Repeatedly passing the --kubeconfig option can get tedious, so an alternative is to set the KUBECONFIG environment variable and kubectl will use that, e.g. export KUBECONFIG=/path/to/kubeconfig (bash) or $env:KUBECONFIG=c:\path\to\kubeconfig (PowerShell).

Multiple KUBECONFIGs, multiple contexts

Even better, you can specify multiple contexts in the KUBECONFIG environment variable, e.g. export KUBECONFIG=/path/to/kubeconfig:/path/to/another/kubeconfig.
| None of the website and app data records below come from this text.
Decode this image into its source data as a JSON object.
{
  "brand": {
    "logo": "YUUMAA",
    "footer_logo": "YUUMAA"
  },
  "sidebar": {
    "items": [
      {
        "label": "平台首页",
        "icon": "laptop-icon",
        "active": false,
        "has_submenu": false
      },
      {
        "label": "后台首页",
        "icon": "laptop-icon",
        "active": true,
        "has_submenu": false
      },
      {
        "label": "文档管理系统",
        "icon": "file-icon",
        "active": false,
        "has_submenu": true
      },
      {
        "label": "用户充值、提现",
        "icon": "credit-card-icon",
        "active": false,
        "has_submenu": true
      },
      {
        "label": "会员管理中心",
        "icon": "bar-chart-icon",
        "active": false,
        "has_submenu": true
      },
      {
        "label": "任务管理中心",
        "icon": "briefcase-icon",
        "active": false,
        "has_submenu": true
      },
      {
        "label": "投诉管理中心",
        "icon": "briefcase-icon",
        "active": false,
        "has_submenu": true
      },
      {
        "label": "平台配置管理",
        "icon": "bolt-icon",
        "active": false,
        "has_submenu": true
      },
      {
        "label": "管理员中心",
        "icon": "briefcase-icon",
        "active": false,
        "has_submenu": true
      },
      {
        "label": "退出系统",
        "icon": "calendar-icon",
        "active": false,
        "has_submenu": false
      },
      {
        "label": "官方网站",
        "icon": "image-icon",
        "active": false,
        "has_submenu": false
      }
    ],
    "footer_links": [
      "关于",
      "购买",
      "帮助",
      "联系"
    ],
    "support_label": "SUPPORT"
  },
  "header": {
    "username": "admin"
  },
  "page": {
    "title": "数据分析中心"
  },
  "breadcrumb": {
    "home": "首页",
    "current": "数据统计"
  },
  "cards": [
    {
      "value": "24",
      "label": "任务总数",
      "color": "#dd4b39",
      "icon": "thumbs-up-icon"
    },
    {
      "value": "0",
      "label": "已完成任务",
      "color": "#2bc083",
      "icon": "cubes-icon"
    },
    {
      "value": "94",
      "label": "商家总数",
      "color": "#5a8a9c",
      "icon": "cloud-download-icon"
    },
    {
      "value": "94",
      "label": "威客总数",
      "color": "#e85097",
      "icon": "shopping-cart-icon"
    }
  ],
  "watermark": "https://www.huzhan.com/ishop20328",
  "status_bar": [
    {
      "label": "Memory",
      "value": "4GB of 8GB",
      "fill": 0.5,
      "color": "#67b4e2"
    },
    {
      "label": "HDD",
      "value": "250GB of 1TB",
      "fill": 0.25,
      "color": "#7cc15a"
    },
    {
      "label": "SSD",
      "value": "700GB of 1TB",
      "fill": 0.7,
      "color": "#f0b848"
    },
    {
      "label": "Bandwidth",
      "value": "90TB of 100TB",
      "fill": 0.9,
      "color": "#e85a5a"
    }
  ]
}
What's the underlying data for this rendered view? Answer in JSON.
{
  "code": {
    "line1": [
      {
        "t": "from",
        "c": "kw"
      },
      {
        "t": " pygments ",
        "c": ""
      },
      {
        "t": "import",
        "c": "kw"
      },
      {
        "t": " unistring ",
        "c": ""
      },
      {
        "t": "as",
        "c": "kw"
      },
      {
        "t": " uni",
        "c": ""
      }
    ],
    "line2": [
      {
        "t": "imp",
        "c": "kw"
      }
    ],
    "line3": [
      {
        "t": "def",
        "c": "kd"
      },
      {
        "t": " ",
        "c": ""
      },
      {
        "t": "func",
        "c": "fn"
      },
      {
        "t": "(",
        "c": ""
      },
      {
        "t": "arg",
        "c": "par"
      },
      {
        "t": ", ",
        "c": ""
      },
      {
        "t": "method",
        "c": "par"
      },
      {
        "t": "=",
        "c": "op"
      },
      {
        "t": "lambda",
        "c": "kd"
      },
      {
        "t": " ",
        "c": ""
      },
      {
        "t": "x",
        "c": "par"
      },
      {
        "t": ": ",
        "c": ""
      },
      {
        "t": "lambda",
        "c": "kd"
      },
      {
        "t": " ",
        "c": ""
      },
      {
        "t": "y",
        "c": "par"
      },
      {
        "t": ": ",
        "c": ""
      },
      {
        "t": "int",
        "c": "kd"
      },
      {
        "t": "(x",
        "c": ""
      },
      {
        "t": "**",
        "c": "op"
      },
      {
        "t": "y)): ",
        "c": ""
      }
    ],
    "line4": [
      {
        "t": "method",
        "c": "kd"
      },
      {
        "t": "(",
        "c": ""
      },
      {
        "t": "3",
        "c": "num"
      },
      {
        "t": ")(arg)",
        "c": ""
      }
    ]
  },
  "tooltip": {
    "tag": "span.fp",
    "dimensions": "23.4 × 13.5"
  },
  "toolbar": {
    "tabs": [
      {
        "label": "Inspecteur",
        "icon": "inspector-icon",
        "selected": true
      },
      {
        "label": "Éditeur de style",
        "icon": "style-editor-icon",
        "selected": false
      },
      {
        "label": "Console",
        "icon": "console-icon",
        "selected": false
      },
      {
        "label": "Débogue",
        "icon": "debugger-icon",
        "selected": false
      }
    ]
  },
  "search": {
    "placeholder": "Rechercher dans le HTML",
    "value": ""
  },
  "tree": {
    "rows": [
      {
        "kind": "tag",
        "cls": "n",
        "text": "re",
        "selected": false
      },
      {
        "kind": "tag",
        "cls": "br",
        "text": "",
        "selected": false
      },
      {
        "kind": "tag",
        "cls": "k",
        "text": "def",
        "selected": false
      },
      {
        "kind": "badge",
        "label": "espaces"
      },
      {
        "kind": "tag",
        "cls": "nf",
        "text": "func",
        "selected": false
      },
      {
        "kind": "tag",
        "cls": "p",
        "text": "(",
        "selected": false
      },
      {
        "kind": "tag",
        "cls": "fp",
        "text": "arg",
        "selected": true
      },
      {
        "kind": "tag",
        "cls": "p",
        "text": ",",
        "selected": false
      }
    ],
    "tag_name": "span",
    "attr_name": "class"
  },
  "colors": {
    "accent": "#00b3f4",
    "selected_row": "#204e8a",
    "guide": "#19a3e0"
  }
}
At this point, you might be wondering how to switch between the multiple contexts when you have multiple files (or indeed if you have multiple contexts defined within a single file!).

Firstly, you can find out what contexts are currently in scope by running kubectl config get-contexts:

$ kubectl config get-contexts
CURRENT   NAME          CLUSTER       AUTHINFO                           NAMESPACE
          aks-dev       aks-dev       clusterUser_aks-dev_aks-dev        default
*         scale-test    scale-test    clusterUser_scale-test_scale-test  loadtest

Then you can change context using kubectl config use-context <context-name>.

Aside: to understand the rules for how kubectl merges the contexts from multiple files check out this section in the docs


Whilst the kubectl config use-context <context-name> command works, if you find yourself regularly wanting to view and change contexts then I’d highly recommend kubectx. kubectx is written in bash and is a hugely productive addition to your kubectl toolkit that lets you quickly change contexts (complete with tab completion). There is a great GIF showing it in action on the GitHub project page.

As a bonus the repo also includes kubens which makes switching namespaces just as easy!

Merging contexts

Another handy trick that I only discovered recently is merging multiple configs into a single file. For clusters that I expect to continue working with for a while I’ve found this useful to merge kubeconfig files into the main ~/.kube/config file so that I don’t have to keep setting the KUBECONFIG environment variable.

To do this I’ve used the following:

cp ~/.kube/config ~/.kube/config.bak && \
    KUBECONFIG=/path/to/kubeconfig:~/.kube/config.bak \
    kubectl config view --flatten > ~/.kube/config

This command takes a backup of the original config and then sets up the KUBECONFIG environment variable to point to a new kubeconfig file as well as the one in my user folder. Then it executes kubectl config view --flatten to output the resulting merged config and redirects it to the default kubeconfig. For temporary clusters I don’t necessarily bother with this as it bloats my kubeconfig file, but for slightly more durable clusters it has proved very convenient!